How many times have you heard this?
Someone you admire moans about how their art sucks. And you look at their stuff and want to pop your eyeballs out and stick them in their head so they can see how good their stuff really is.
Or perhaps you ARE one of those people? Those people who TRULY BELIEVES that their art is a blight upon this earth? That everything you produce is a twisted travesty that mocks its own potential?
SORRY BUT SHUT UP.
Have you ever wondered why these people don’t seem to see their own progression? Or if it’s happening to you, do you ever wonder why you don’t seem to ever actually get good?
Wonder no more!
You’re dealing with the helix of skill and taste.
On one hand, you have skill.
As you practice and develop in all things, your skills improve. This happens in fits and starts and rarely ever goes on a smooth trajectory. There are peaks and plateaus all over the place. And that’s okay.
On one hand, you have a sense of taste.
Appreciation. An eye for quality. This also improves and changes over time, and rarely in a straight line.
What’s more, these two patterns interact.
As your skill grows, you can track it with your sense of appreciation. As it reaches the edge of your appreciation, it slows down. Your brain feels satisfied – or at least not as pissed off as it could be. It’s “OKAY I GUESS”.
Then your taste continues to grow. It transcends your skill levels – and this makes you feel that everything you do looks shit. This is the “DANG I SUCK” stage.
Both of these stages are transitory and will even out over the long-term.
Art changes as taste and skill develop
But some people never get that far.
Because at the first part of any creative attempt is a danger zone I call the “FAILURE VALLEY”. This is where your taste grows faster than your skill right out the gate. So many people hit this bit, try their hardest, see no improvement, and quit.
But the truth is that as you keep developing your style, you’ll keep climbing on two fronts. Skill and taste. And as one plateaus, the other kicks in. Over and over again.
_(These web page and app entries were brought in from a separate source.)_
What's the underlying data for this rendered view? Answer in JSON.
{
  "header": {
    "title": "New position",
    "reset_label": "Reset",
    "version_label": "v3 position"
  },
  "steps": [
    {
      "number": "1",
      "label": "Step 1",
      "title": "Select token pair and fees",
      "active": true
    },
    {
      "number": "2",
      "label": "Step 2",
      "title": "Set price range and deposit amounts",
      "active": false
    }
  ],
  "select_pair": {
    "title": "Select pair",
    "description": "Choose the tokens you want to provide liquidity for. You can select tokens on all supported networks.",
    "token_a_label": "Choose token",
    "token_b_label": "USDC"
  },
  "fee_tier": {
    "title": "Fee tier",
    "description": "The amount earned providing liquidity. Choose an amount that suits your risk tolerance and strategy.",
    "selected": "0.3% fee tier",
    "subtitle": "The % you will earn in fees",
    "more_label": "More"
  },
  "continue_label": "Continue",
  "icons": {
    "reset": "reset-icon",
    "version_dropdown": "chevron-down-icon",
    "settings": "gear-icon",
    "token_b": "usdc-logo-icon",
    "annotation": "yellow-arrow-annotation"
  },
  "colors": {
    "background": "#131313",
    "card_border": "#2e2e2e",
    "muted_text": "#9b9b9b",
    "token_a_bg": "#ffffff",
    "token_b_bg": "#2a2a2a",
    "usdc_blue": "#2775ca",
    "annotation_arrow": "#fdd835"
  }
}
Taste and skill are the building blocks of your art.
Like DNA, they’re such a fundamental part of your every day that you don’t even notice them. You don’t see how they interact unless you look real close. You don’t see how one drives the other.
So stop for a moment.
Take a look at the last thing you made. Then take a look at the first thing you made. Look at the progression in both taste and skill that got you there. And then, keep going. Improve your skill, or improve your taste.
Soon you will find that you can not stop.
It’s in your DNA.